RECORD EXCERPTS.
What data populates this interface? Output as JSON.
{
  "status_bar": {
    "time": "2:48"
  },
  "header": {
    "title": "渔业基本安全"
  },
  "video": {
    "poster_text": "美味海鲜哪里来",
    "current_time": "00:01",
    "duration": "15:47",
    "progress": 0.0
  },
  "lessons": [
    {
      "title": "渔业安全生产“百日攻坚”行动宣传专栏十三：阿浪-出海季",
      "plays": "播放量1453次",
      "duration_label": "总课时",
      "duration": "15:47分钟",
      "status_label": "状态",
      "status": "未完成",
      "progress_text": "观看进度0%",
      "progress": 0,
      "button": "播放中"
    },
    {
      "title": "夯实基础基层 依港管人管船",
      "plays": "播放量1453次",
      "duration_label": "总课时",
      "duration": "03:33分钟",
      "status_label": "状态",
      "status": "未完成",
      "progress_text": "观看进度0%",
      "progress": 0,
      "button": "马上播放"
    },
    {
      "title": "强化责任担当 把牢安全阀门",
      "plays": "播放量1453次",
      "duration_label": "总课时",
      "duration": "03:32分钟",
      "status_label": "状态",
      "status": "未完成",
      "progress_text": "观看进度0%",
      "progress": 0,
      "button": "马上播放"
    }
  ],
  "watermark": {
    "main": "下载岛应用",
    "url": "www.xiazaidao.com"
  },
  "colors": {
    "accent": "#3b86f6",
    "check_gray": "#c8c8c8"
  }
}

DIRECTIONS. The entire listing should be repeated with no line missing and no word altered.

WRITTEN SOLUTION.
What data populates this interface? Output as JSON.
{
  "status_bar": {
    "time": "2:48"
  },
  "header": {
    "title": "渔业基本安全"
  },
  "video": {
    "poster_text": "美味海鲜哪里来",
    "current_time": "00:01",
    "duration": "15:47",
    "progress": 0.0
  },
  "lessons": [
    {
      "title": "渔业安全生产“百日攻坚”行动宣传专栏十三：阿浪-出海季",
      "plays": "播放量1453次",
      "duration_label": "总课时",
      "duration": "15:47分钟",
      "status_label": "状态",
      "status": "未完成",
      "progress_text": "观看进度0%",
      "progress": 0,
      "button": "播放中"
    },
    {
      "title": "夯实基础基层 依港管人管船",
      "plays": "播放量1453次",
      "duration_label": "总课时",
      "duration": "03:33分钟",
      "status_label": "状态",
      "status": "未完成",
      "progress_text": "观看进度0%",
      "progress": 0,
      "button": "马上播放"
    },
    {
      "title": "强化责任担当 把牢安全阀门",
      "plays": "播放量1453次",
      "duration_label": "总课时",
      "duration": "03:32分钟",
      "status_label": "状态",
      "status": "未完成",
      "progress_text": "观看进度0%",
      "progress": 0,
      "button": "马上播放"
    }
  ],
  "watermark": {
    "main": "下载岛应用",
    "url": "www.xiazaidao.com"
  },
  "colors": {
    "accent": "#3b86f6",
    "check_gray": "#c8c8c8"
  }
}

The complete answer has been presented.